- About this task -
When you copy the material below, keep every line exact and omit the pictures.

- Given information -
--- START ---

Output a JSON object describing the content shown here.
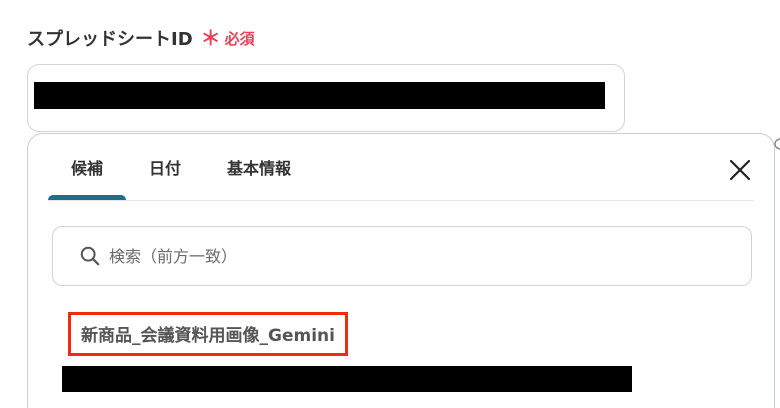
{
  "field": {
    "label": "スプレッドシートID",
    "required_mark": "＊",
    "required_text": "必須"
  },
  "tabs": [
    {
      "label": "候補",
      "active": true
    },
    {
      "label": "日付",
      "active": false
    },
    {
      "label": "基本情報",
      "active": false
    }
  ],
  "search": {
    "placeholder": "検索（前方一致）"
  },
  "candidates": [
    {
      "label": "新商品_会議資料用画像_Gemini",
      "highlighted": true
    }
  ],
  "icons": {
    "close": "close-icon",
    "search": "search-icon"
  },
  "colors": {
    "required": "#e8425a",
    "active_tab": "#1e6d8f",
    "highlight_border": "#f02b0e"
  }
}
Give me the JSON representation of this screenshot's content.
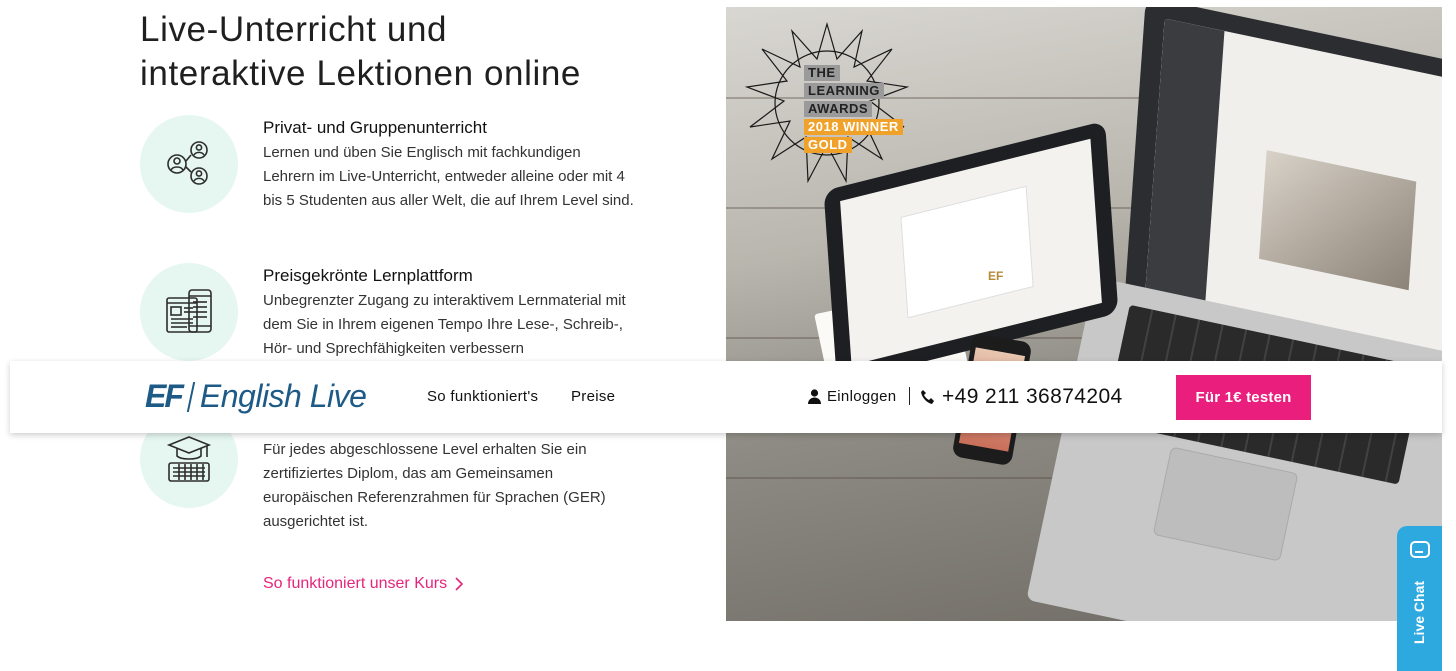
{
  "page": {
    "heading_line1": "Live-Unterricht und",
    "heading_line2": "interaktive Lektionen online"
  },
  "features": [
    {
      "title": "Privat- und Gruppenunterricht",
      "text": "Lernen und üben Sie Englisch mit fachkundigen Lehrern im Live-Unterricht, entweder alleine oder mit 4 bis 5 Studenten aus aller Welt, die auf Ihrem Level sind.",
      "icon": "group-users-icon"
    },
    {
      "title": "Preisgekrönte Lernplattform",
      "text": "Unbegrenzter Zugang zu interaktivem Lernmaterial mit dem Sie in Ihrem eigenen Tempo Ihre Lese-, Schreib-, Hör- und Sprechfähigkeiten verbessern",
      "icon": "devices-icon"
    },
    {
      "title": "",
      "text": "Für jedes abgeschlossene Level erhalten Sie ein zertifiziertes Diplom, das am Gemeinsamen europäischen Referenzrahmen für Sprachen (GER) ausgerichtet ist.",
      "icon": "graduation-cap-keyboard-icon"
    }
  ],
  "course_link": "So funktioniert unser Kurs",
  "award": {
    "line1": "THE",
    "line2": "LEARNING",
    "line3": "AWARDS",
    "line4": "2018 WINNER",
    "line5": "GOLD"
  },
  "hero": {
    "brand_mark": "EF"
  },
  "navbar": {
    "logo_ef": "EF",
    "logo_text": "English Live",
    "link_how": "So funktioniert's",
    "link_prices": "Preise",
    "login": "Einloggen",
    "phone": "+49 211 36874204",
    "cta": "Für 1€ testen"
  },
  "livechat": {
    "label": "Live Chat"
  },
  "colors": {
    "accent_pink": "#ea1f7d",
    "brand_blue": "#1d5b86",
    "icon_bg": "#e6f6f1",
    "chat_blue": "#2ea9e0",
    "award_gold": "#f0a12a"
  }
}
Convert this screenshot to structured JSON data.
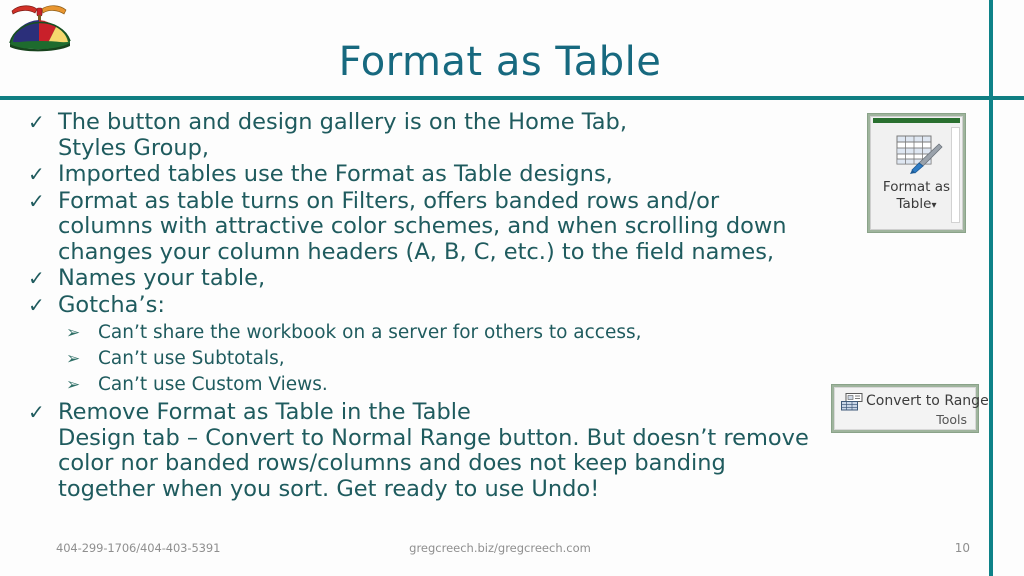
{
  "slide": {
    "title": "Format as Table",
    "colors": {
      "title": "#17697F",
      "body_text": "#1F5B5E",
      "rule": "#107E82",
      "footer_text": "#8f8f8f",
      "ribbon_green": "#2A7030"
    }
  },
  "logo": {
    "name": "propeller-beanie-logo",
    "colors": {
      "red": "#C9202A",
      "yellow": "#F5D76E",
      "navy": "#2B2F7A",
      "green_rim": "#1E6B2E",
      "propeller_red": "#D13128",
      "propeller_orange": "#E8952F"
    }
  },
  "bullets": [
    {
      "marker": "✓",
      "text": "The button and design gallery is on the Home Tab,\nStyles Group,"
    },
    {
      "marker": "✓",
      "text": "Imported tables use the Format as Table designs,"
    },
    {
      "marker": "✓",
      "text": "Format as table turns on Filters, offers banded rows and/or\ncolumns with attractive color schemes, and when scrolling down\nchanges your column headers (A, B, C, etc.) to the field names,"
    },
    {
      "marker": "✓",
      "text": "Names your table,"
    },
    {
      "marker": "✓",
      "text": "Gotcha’s:"
    },
    {
      "marker": "✓",
      "text": "Remove Format as Table in the Table\nDesign tab – Convert to Normal Range button. But doesn’t remove\ncolor nor banded rows/columns and does not keep banding\ntogether when you sort. Get ready to use Undo!"
    }
  ],
  "sub_bullets": [
    {
      "marker": "➢",
      "text": "Can’t share the workbook on a server for others to access,"
    },
    {
      "marker": "➢",
      "text": "Can’t use Subtotals,"
    },
    {
      "marker": "➢",
      "text": "Can’t use Custom Views."
    }
  ],
  "format_as_table_button": {
    "label_line1": "Format as",
    "label_line2": "Table",
    "dropdown_glyph": "▾",
    "icon_name": "table-with-brush-icon"
  },
  "convert_to_range_button": {
    "label": "Convert to Range",
    "group_label": "Tools",
    "icon_name": "convert-to-range-icon"
  },
  "footer": {
    "phone": "404-299-1706/404-403-5391",
    "website": "gregcreech.biz/gregcreech.com",
    "page_number": "10"
  }
}
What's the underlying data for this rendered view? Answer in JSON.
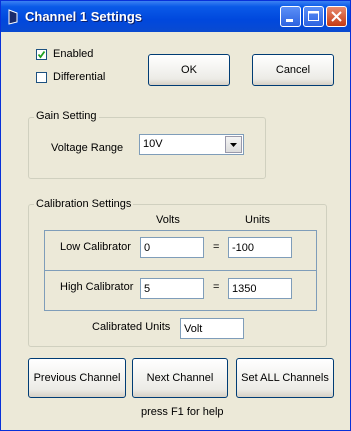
{
  "window": {
    "title": "Channel 1 Settings"
  },
  "options": {
    "enabled_label": "Enabled",
    "enabled_checked": true,
    "differential_label": "Differential",
    "differential_checked": false
  },
  "buttons": {
    "ok": "OK",
    "cancel": "Cancel",
    "previous": "Previous Channel",
    "next": "Next Channel",
    "set_all": "Set ALL Channels"
  },
  "gain": {
    "group_label": "Gain Setting",
    "voltage_range_label": "Voltage Range",
    "voltage_range_value": "10V"
  },
  "calibration": {
    "group_label": "Calibration Settings",
    "volts_header": "Volts",
    "units_header": "Units",
    "low": {
      "label": "Low Calibrator",
      "volts": "0",
      "equals": "=",
      "units": "-100"
    },
    "high": {
      "label": "High Calibrator",
      "volts": "5",
      "equals": "=",
      "units": "1350"
    },
    "calibrated_units_label": "Calibrated Units",
    "calibrated_units_value": "Volt"
  },
  "help_text": "press F1 for help"
}
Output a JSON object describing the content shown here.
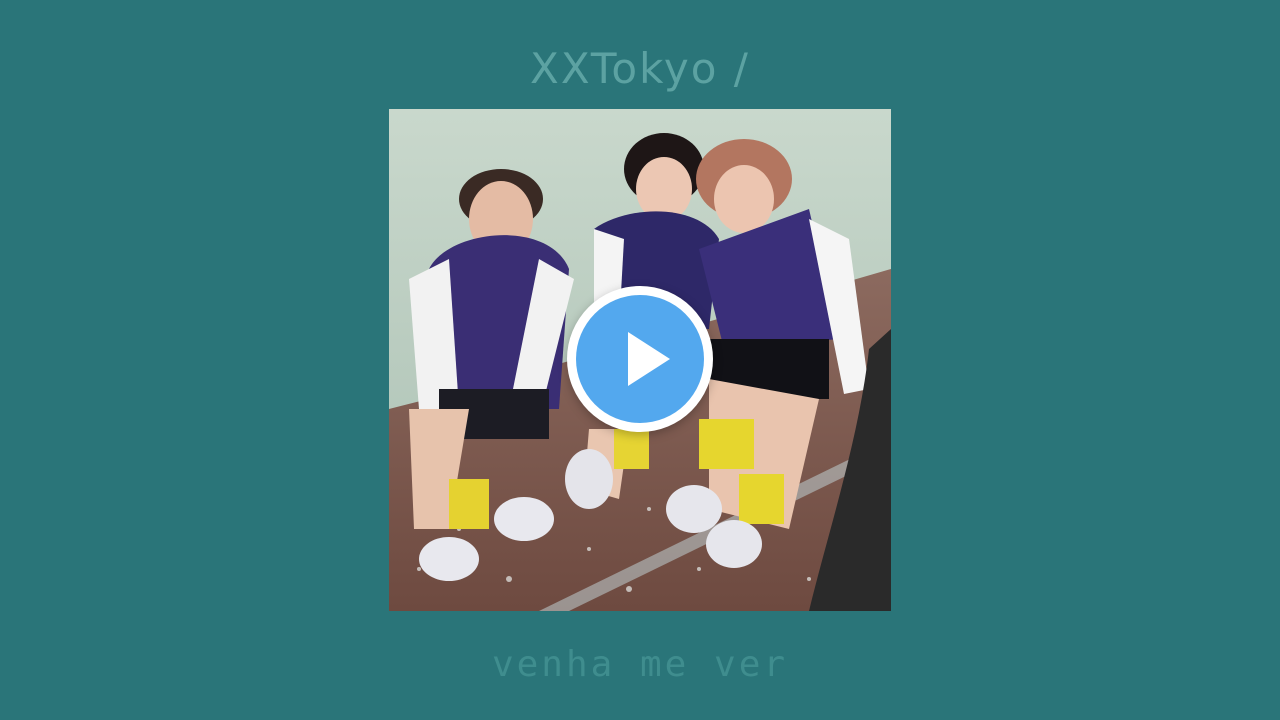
{
  "header": {
    "title": "XXTokyo /"
  },
  "cover": {
    "alt": "album cover art"
  },
  "player": {
    "play_icon": "play-icon"
  },
  "footer": {
    "subtitle": "venha me ver"
  },
  "colors": {
    "background": "#2a7579",
    "title": "#5fa5a5",
    "subtitle": "#3f8d8e",
    "play": "#53a8ee"
  }
}
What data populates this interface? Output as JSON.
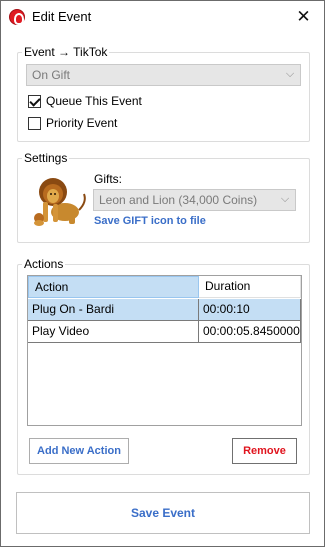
{
  "window": {
    "title": "Edit Event"
  },
  "event_group": {
    "label": "Event → TikTok",
    "event_type": "On Gift",
    "queue_label": "Queue This Event",
    "queue_checked": true,
    "priority_label": "Priority Event",
    "priority_checked": false
  },
  "settings_group": {
    "label": "Settings",
    "gifts_label": "Gifts:",
    "gift_selected": "Leon and Lion (34,000 Coins)",
    "save_icon_link": "Save GIFT icon to file"
  },
  "actions_group": {
    "label": "Actions",
    "columns": [
      "Action",
      "Duration"
    ],
    "rows": [
      {
        "action": "Plug On - Bardi",
        "duration": "00:00:10",
        "selected": true
      },
      {
        "action": "Play Video",
        "duration": "00:00:05.8450000",
        "selected": false
      }
    ],
    "add_button": "Add New Action",
    "remove_button": "Remove"
  },
  "footer": {
    "save_button": "Save Event"
  },
  "colors": {
    "link_blue": "#3a6ec8",
    "remove_red": "#e0141e",
    "selection": "#c4def4"
  }
}
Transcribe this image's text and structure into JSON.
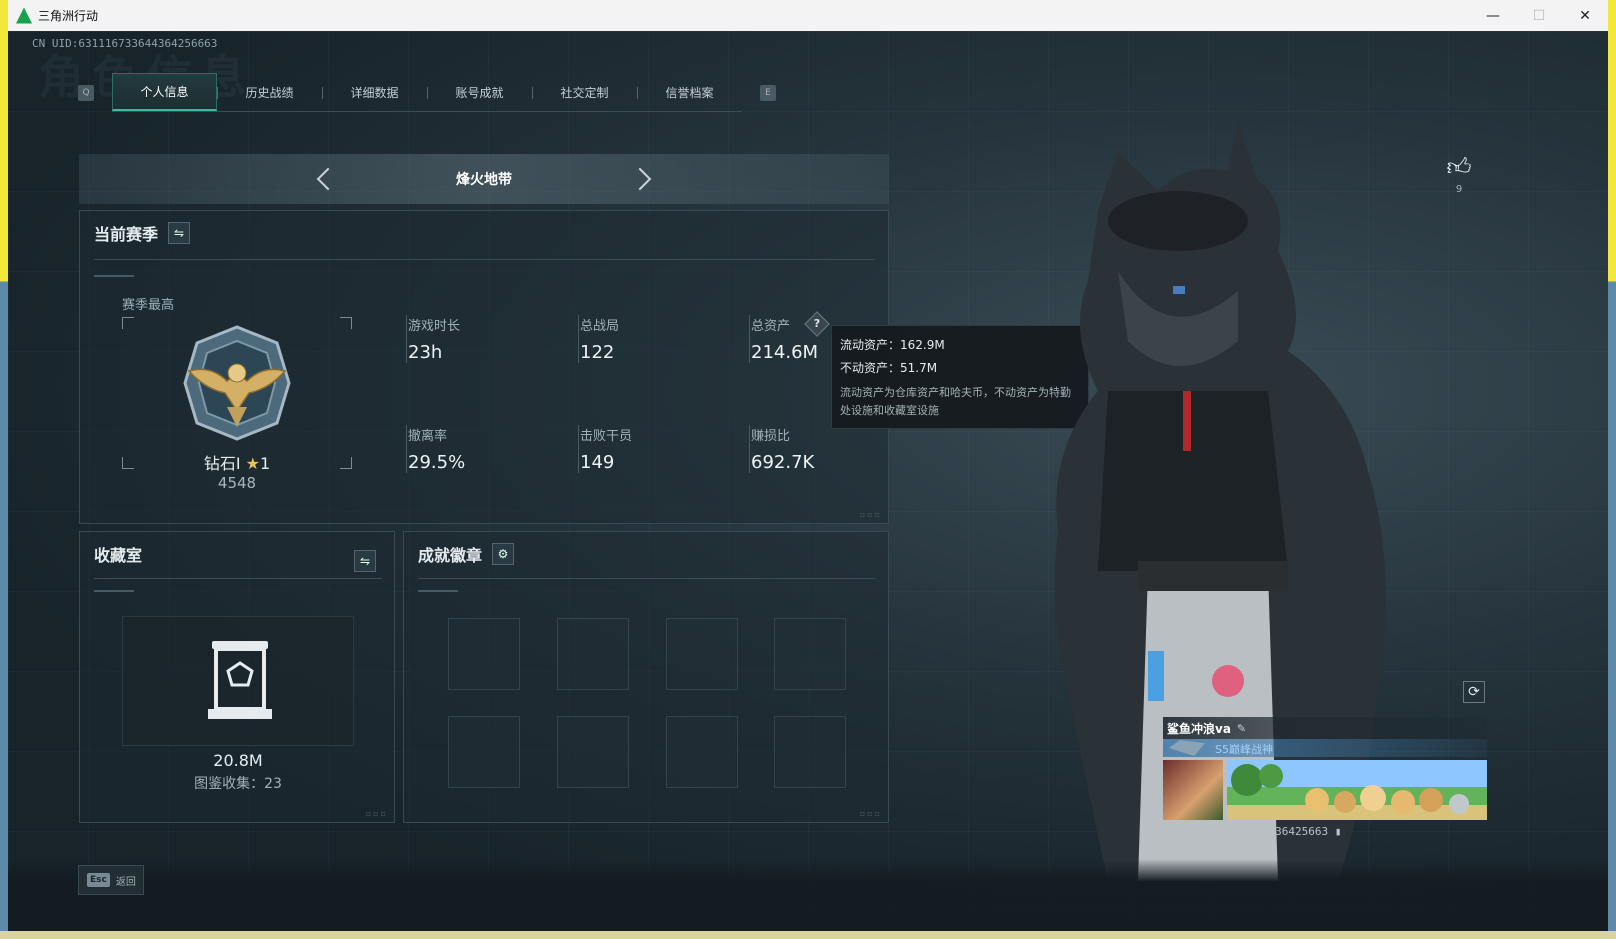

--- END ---

- Worked solution -
Output a JSON object describing the content shown here.
{
  "field": {
    "label": "スプレッドシートID",
    "required_mark": "＊",
    "required_text": "必須"
  },
  "tabs": [
    {
      "label": "候補",
      "active": true
    },
    {
      "label": "日付",
      "active": false
    },
    {
      "label": "基本情報",
      "active": false
    }
  ],
  "search": {
    "placeholder": "検索（前方一致）"
  },
  "candidates": [
    {
      "label": "新商品_会議資料用画像_Gemini",
      "highlighted": true
    }
  ],
  "icons": {
    "close": "close-icon",
    "search": "search-icon"
  },
  "colors": {
    "required": "#e8425a",
    "active_tab": "#1e6d8f",
    "highlight_border": "#f02b0e"
  }
}
Give me the JSON representation of this screenshot's content.
{
  "page": {
    "heading_line1": "Live-Unterricht und",
    "heading_line2": "interaktive Lektionen online"
  },
  "features": [
    {
      "title": "Privat- und Gruppenunterricht",
      "text": "Lernen und üben Sie Englisch mit fachkundigen Lehrern im Live-Unterricht, entweder alleine oder mit 4 bis 5 Studenten aus aller Welt, die auf Ihrem Level sind.",
      "icon": "group-users-icon"
    },
    {
      "title": "Preisgekrönte Lernplattform",
      "text": "Unbegrenzter Zugang zu interaktivem Lernmaterial mit dem Sie in Ihrem eigenen Tempo Ihre Lese-, Schreib-, Hör- und Sprechfähigkeiten verbessern",
      "icon": "devices-icon"
    },
    {
      "title": "",
      "text": "Für jedes abgeschlossene Level erhalten Sie ein zertifiziertes Diplom, das am Gemeinsamen europäischen Referenzrahmen für Sprachen (GER) ausgerichtet ist.",
      "icon": "graduation-cap-keyboard-icon"
    }
  ],
  "course_link": "So funktioniert unser Kurs",
  "award": {
    "line1": "THE",
    "line2": "LEARNING",
    "line3": "AWARDS",
    "line4": "2018 WINNER",
    "line5": "GOLD"
  },
  "hero": {
    "brand_mark": "EF"
  },
  "navbar": {
    "logo_ef": "EF",
    "logo_text": "English Live",
    "link_how": "So funktioniert's",
    "link_prices": "Preise",
    "login": "Einloggen",
    "phone": "+49 211 36874204",
    "cta": "Für 1€ testen"
  },
  "livechat": {
    "label": "Live Chat"
  },
  "colors": {
    "accent_pink": "#ea1f7d",
    "brand_blue": "#1d5b86",
    "icon_bg": "#e6f6f1",
    "chat_blue": "#2ea9e0",
    "award_gold": "#f0a12a"
  }
}
Convert this screenshot to structured JSON data.
{
  "slide": {
    "title": "Format as Table",
    "colors": {
      "title": "#17697F",
      "body_text": "#1F5B5E",
      "rule": "#107E82",
      "footer_text": "#8f8f8f",
      "ribbon_green": "#2A7030"
    }
  },
  "logo": {
    "name": "propeller-beanie-logo",
    "colors": {
      "red": "#C9202A",
      "yellow": "#F5D76E",
      "navy": "#2B2F7A",
      "green_rim": "#1E6B2E",
      "propeller_red": "#D13128",
      "propeller_orange": "#E8952F"
    }
  },
  "bullets": [
    {
      "marker": "✓",
      "text": "The button and design gallery is on the Home Tab,\nStyles Group,"
    },
    {
      "marker": "✓",
      "text": "Imported tables use the Format as Table designs,"
    },
    {
      "marker": "✓",
      "text": "Format as table turns on Filters, offers banded rows and/or\ncolumns with attractive color schemes, and when scrolling down\nchanges your column headers (A, B, C, etc.) to the field names,"
    },
    {
      "marker": "✓",
      "text": "Names your table,"
    },
    {
      "marker": "✓",
      "text": "Gotcha’s:"
    },
    {
      "marker": "✓",
      "text": "Remove Format as Table in the Table\nDesign tab – Convert to Normal Range button. But doesn’t remove\ncolor nor banded rows/columns and does not keep banding\ntogether when you sort. Get ready to use Undo!"
    }
  ],
  "sub_bullets": [
    {
      "marker": "➢",
      "text": "Can’t share the workbook on a server for others to access,"
    },
    {
      "marker": "➢",
      "text": "Can’t use Subtotals,"
    },
    {
      "marker": "➢",
      "text": "Can’t use Custom Views."
    }
  ],
  "format_as_table_button": {
    "label_line1": "Format as",
    "label_line2": "Table",
    "dropdown_glyph": "▾",
    "icon_name": "table-with-brush-icon"
  },
  "convert_to_range_button": {
    "label": "Convert to Range",
    "group_label": "Tools",
    "icon_name": "convert-to-range-icon"
  },
  "footer": {
    "phone": "404-299-1706/404-403-5391",
    "website": "gregcreech.biz/gregcreech.com",
    "page_number": "10"
  }
}
What's the underlying data for this rendered view? Answer in JSON.
{
  "window": {
    "title": "Channel 1 Settings"
  },
  "options": {
    "enabled_label": "Enabled",
    "enabled_checked": true,
    "differential_label": "Differential",
    "differential_checked": false
  },
  "buttons": {
    "ok": "OK",
    "cancel": "Cancel",
    "previous": "Previous Channel",
    "next": "Next Channel",
    "set_all": "Set ALL Channels"
  },
  "gain": {
    "group_label": "Gain Setting",
    "voltage_range_label": "Voltage Range",
    "voltage_range_value": "10V"
  },
  "calibration": {
    "group_label": "Calibration Settings",
    "volts_header": "Volts",
    "units_header": "Units",
    "low": {
      "label": "Low Calibrator",
      "volts": "0",
      "equals": "=",
      "units": "-100"
    },
    "high": {
      "label": "High Calibrator",
      "volts": "5",
      "equals": "=",
      "units": "1350"
    },
    "calibrated_units_label": "Calibrated Units",
    "calibrated_units_value": "Volt"
  },
  "help_text": "press F1 for help"
}
Output a JSON object describing the content shown here.
{
  "header": {
    "title": "XXTokyo /"
  },
  "cover": {
    "alt": "album cover art"
  },
  "player": {
    "play_icon": "play-icon"
  },
  "footer": {
    "subtitle": "venha me ver"
  },
  "colors": {
    "background": "#2a7579",
    "title": "#5fa5a5",
    "subtitle": "#3f8d8e",
    "play": "#53a8ee"
  }
}
What data populates this interface? Output as JSON.
{
  "window": {
    "title": "Edit Event"
  },
  "event_group": {
    "label": "Event → TikTok",
    "event_type": "On Gift",
    "queue_label": "Queue This Event",
    "queue_checked": true,
    "priority_label": "Priority Event",
    "priority_checked": false
  },
  "settings_group": {
    "label": "Settings",
    "gifts_label": "Gifts:",
    "gift_selected": "Leon and Lion (34,000 Coins)",
    "save_icon_link": "Save GIFT icon to file"
  },
  "actions_group": {
    "label": "Actions",
    "columns": [
      "Action",
      "Duration"
    ],
    "rows": [
      {
        "action": "Plug On - Bardi",
        "duration": "00:00:10",
        "selected": true
      },
      {
        "action": "Play Video",
        "duration": "00:00:05.8450000",
        "selected": false
      }
    ],
    "add_button": "Add New Action",
    "remove_button": "Remove"
  },
  "footer": {
    "save_button": "Save Event"
  },
  "colors": {
    "link_blue": "#3a6ec8",
    "remove_red": "#e0141e",
    "selection": "#c4def4"
  }
}
Transcribe this image's text and structure into JSON.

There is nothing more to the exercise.